In my opinion, there is only one possible explanation for Lamont’s contrariness: she is adhering to the Bain Principle. Willie Bain, Labour MP for Glasgow North, infamously once tweeted that it “is a long-standing PLP convention that we do not support SNP motions”. Clearly, Lamont pines for the yaboo politics of Westminster.

Of course, it would be remiss of me to single out Lamont for public opprobrium. According to the objective judgment of Labour press handouts, Kezia Dugdale, Labour’s education spokesperson, is a bright light in the party – I must be alone in thinking she shows all the brilliance of a 20-watt bulb with the dimmer set at “low”. In a vainglorious attempt to justify denying every young school child at least one nutritious meal per day, she blamed the nationalists for her decision to nay say the proposal.
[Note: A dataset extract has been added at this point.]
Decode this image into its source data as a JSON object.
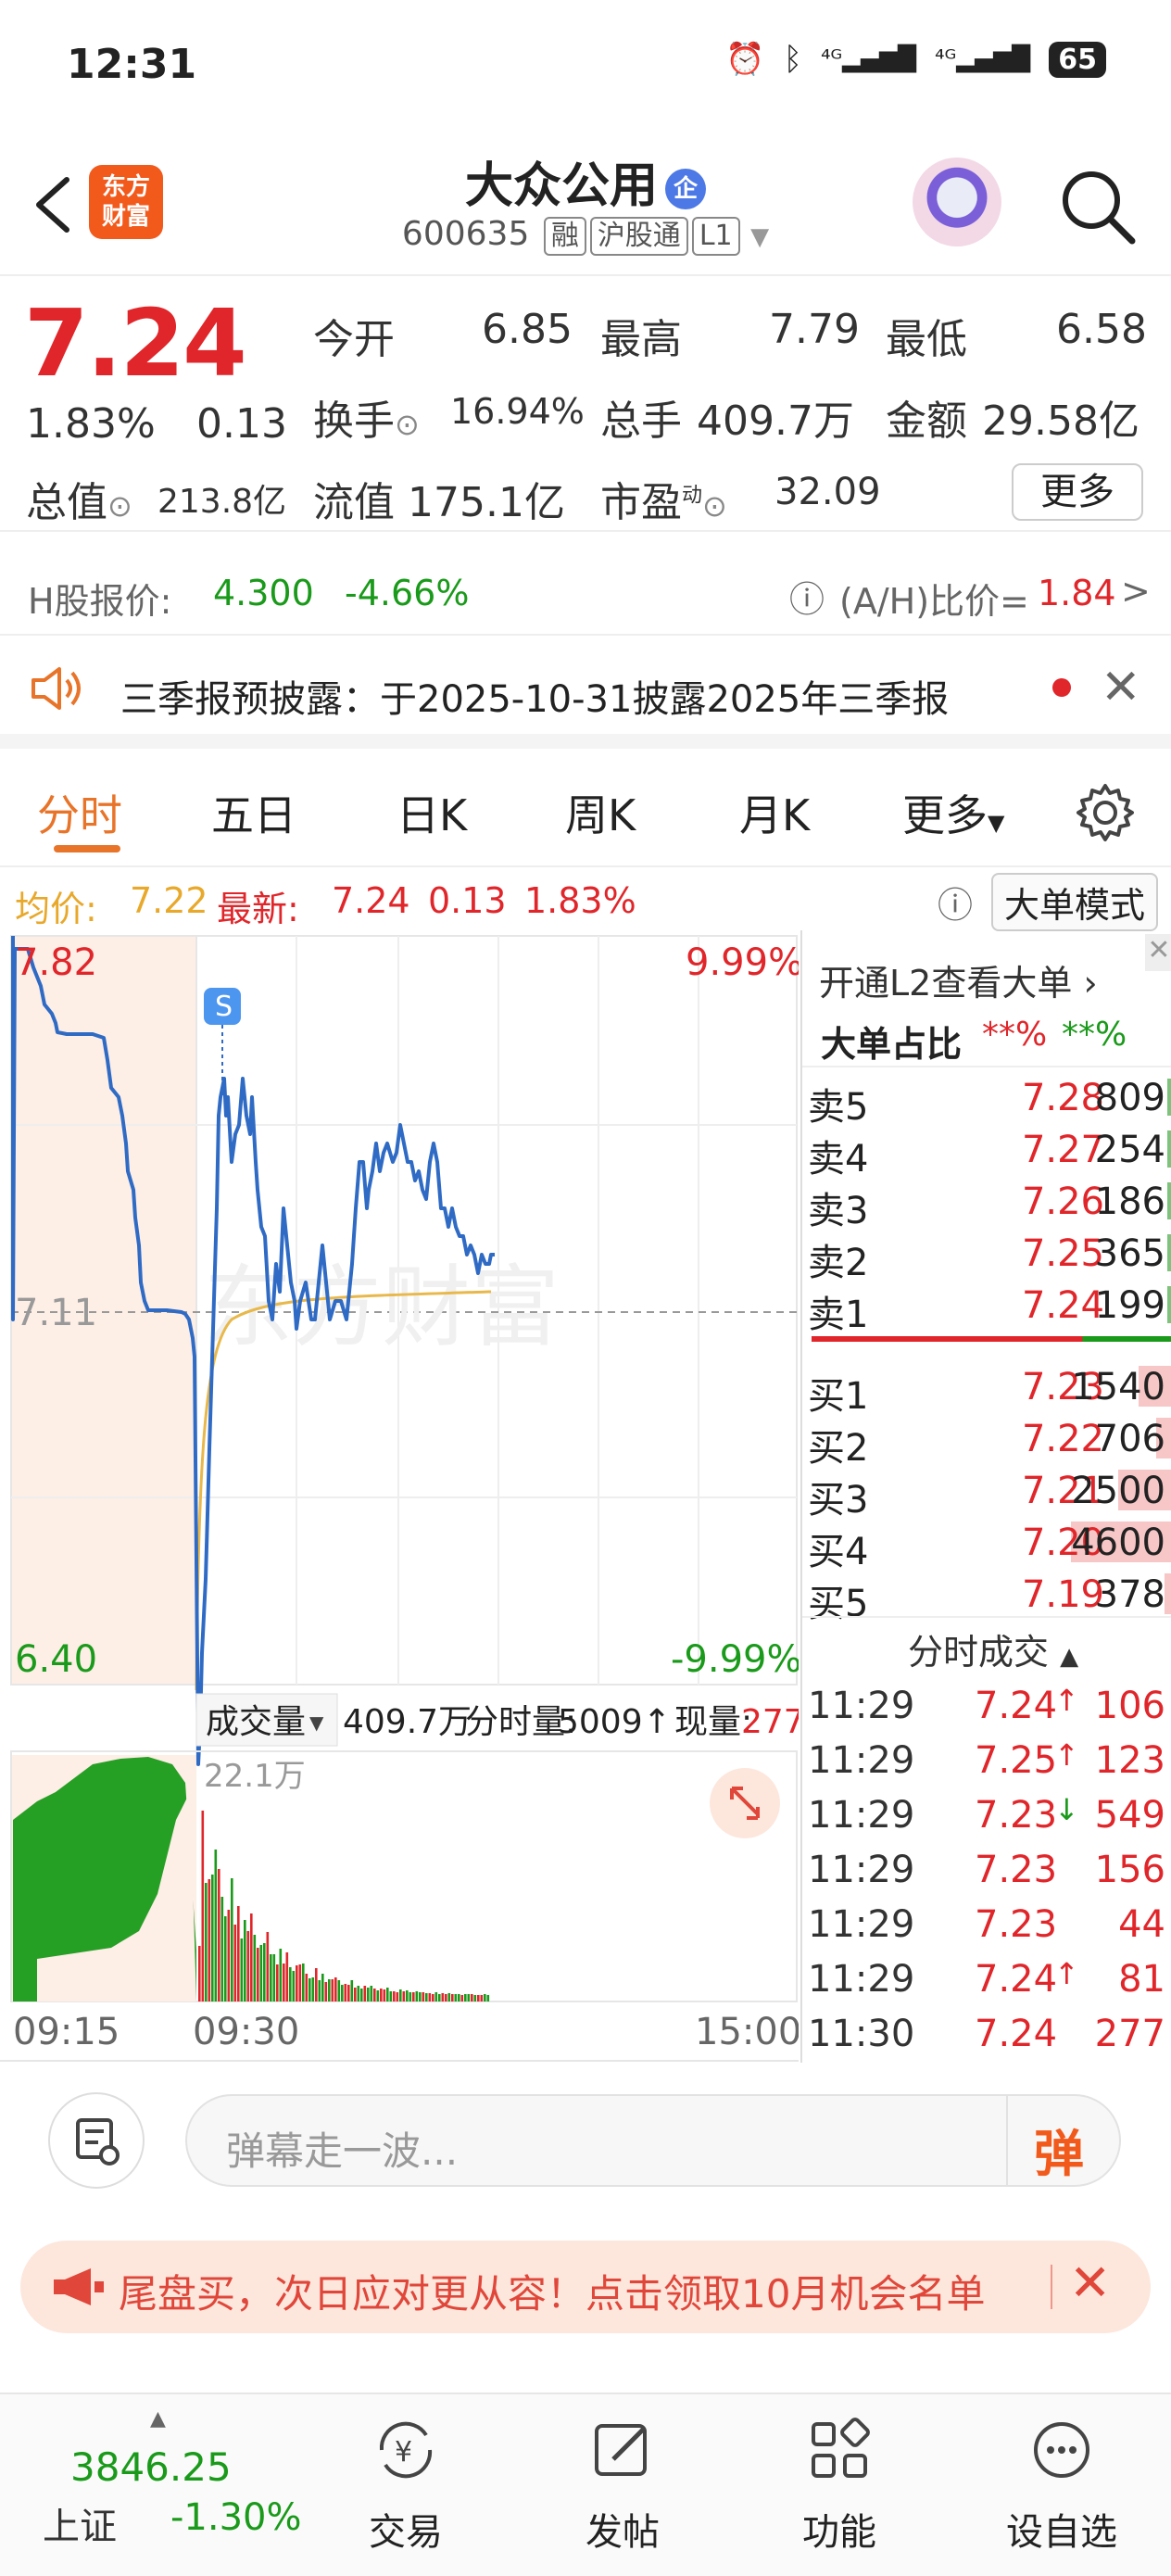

A vote for free school meals would have been a vote for Scottish independence, she said.

Her argument was somewhat undercut by Better Together politicians in the Conservative and Lib Dem parties welcoming the initiative. Indeed, Willie Rennie was full of praise, pointing out that the policy “will actually help to change the life chances of young children, despite what the critics say”. Ouch!

Ms Dugdale first came to my attention when she was interviewed during the infamous “something for nothing” debate kicked off by her boss’s speech at the party conference. Dugdale enlightened dullard listeners that universal benefits help “the better off”. Yes, middle class pensioners thicken their wedges, thanks to the state pension. Yes, prosperous folk rejoice that Scottish universities don’t charge tuition fees.

And yes, the professional class no longer need to cough up prescription charges. It’s an outrage that highly paid workers who have paid into a welfare system receive something back! Allowing the children of high-earning taxpayers to eat at the nation’s expense is clearly a step too far for Dugdale. She should realise that without access to universal benefits, the middle class might question why it contributes so much to the government’s coffers.

Of course, there is another section of society that already receives a free meal – hospital patients. These freeloaders pig out on not one but three square meals every day. Thankfully, poverty-stricken patients in receipt of welfare payments have their largesse clawed back by the kindly Department for Work and Pensions but, amazingly, their rich bedfellows pay not a jot. Logically, Ms Dugdale, Johann Lamont and others in the party devoted to a means-testing dogma, must have plans to stop free meals for the well-heeled infirm.

Lamont’s mean-spiritedness towards free school meals makes Oliver’s workhouse boss resemble The Secret Millionaire. I, for one, don’t want any more of her pettiness.